> What you should do:
Report every line below that holds the word "defines".
:: Material provided ::
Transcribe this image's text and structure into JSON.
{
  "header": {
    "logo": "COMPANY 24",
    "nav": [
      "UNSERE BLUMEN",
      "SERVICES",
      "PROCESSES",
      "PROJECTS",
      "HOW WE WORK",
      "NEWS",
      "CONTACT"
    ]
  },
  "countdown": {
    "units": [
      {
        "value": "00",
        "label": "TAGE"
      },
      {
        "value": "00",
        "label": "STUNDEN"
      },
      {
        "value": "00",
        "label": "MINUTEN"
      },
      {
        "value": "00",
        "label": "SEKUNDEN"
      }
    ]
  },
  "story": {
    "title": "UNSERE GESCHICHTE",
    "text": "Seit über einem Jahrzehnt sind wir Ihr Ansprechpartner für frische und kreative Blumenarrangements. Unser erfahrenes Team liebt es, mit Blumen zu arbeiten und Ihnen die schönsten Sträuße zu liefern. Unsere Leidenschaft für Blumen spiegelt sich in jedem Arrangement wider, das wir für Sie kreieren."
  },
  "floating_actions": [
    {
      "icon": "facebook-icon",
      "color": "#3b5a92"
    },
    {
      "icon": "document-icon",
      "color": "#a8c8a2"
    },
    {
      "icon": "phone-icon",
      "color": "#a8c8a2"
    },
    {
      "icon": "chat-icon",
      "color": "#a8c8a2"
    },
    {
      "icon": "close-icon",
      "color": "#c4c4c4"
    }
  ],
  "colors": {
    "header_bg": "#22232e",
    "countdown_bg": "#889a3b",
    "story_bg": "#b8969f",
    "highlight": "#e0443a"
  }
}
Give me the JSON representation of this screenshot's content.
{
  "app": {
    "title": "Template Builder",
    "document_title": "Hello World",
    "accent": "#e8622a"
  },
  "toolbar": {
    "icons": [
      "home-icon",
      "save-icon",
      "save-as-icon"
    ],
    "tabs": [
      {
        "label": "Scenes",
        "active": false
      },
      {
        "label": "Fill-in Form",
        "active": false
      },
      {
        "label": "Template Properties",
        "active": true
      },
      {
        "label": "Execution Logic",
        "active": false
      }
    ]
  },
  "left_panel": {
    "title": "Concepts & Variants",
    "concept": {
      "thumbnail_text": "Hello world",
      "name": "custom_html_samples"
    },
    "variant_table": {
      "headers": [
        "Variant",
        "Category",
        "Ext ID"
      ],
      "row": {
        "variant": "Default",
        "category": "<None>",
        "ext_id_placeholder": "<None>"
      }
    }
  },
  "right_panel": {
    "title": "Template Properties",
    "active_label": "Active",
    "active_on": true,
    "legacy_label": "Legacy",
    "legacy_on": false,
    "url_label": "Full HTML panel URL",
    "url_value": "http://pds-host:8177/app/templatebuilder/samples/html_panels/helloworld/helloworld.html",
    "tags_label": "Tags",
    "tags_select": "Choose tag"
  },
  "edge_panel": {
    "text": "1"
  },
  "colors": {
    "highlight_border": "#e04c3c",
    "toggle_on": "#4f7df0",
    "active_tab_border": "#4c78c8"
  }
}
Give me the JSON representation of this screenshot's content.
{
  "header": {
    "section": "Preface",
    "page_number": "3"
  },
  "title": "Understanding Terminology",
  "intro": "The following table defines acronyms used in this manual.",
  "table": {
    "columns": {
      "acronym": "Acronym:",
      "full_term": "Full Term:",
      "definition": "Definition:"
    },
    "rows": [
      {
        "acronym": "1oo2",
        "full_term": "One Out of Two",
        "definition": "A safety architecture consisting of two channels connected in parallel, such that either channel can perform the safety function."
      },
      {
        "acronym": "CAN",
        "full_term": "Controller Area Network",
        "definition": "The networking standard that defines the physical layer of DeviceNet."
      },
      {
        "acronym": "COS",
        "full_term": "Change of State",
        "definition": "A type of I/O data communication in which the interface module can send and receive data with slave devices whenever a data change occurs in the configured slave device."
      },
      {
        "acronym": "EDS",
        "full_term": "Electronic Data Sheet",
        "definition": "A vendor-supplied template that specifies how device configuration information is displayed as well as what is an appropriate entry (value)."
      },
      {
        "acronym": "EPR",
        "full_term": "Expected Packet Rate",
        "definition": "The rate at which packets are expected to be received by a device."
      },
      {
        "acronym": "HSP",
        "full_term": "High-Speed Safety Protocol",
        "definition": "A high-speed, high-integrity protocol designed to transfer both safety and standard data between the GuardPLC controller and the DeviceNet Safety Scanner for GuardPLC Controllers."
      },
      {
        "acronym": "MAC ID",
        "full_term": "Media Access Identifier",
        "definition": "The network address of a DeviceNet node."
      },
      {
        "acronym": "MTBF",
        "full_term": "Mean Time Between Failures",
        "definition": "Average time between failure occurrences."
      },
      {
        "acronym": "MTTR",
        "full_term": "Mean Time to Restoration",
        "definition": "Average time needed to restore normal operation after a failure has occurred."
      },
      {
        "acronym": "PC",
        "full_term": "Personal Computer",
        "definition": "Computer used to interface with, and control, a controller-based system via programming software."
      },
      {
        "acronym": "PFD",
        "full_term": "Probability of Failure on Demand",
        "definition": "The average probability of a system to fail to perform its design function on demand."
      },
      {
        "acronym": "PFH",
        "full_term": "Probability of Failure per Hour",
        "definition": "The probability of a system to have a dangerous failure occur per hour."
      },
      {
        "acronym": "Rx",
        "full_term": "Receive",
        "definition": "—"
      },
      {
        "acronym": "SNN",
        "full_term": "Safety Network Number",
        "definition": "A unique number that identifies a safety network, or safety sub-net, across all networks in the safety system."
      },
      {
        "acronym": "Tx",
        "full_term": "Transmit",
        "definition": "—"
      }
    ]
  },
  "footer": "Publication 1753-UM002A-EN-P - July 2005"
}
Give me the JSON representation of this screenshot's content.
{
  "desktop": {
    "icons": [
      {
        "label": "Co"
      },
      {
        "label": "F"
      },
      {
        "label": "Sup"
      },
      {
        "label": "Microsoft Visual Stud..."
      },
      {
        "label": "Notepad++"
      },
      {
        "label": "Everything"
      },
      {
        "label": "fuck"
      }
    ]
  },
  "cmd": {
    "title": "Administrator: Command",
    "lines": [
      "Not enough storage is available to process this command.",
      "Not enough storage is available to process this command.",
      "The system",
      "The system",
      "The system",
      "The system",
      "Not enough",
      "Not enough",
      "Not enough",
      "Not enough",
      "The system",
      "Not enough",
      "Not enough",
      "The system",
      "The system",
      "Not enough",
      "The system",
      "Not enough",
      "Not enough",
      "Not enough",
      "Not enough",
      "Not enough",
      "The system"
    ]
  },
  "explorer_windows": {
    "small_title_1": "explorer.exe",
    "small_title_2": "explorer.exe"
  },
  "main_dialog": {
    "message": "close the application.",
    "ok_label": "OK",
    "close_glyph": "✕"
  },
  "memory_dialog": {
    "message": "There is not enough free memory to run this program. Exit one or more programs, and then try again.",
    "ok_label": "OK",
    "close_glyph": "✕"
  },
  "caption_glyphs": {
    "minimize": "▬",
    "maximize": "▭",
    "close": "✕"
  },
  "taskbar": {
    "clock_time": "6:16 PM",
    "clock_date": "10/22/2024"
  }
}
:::
> Written response:
  "intro": "The following table defines acronyms used in this manual.",
        "definition": "The networking standard that defines the physical layer of DeviceNet."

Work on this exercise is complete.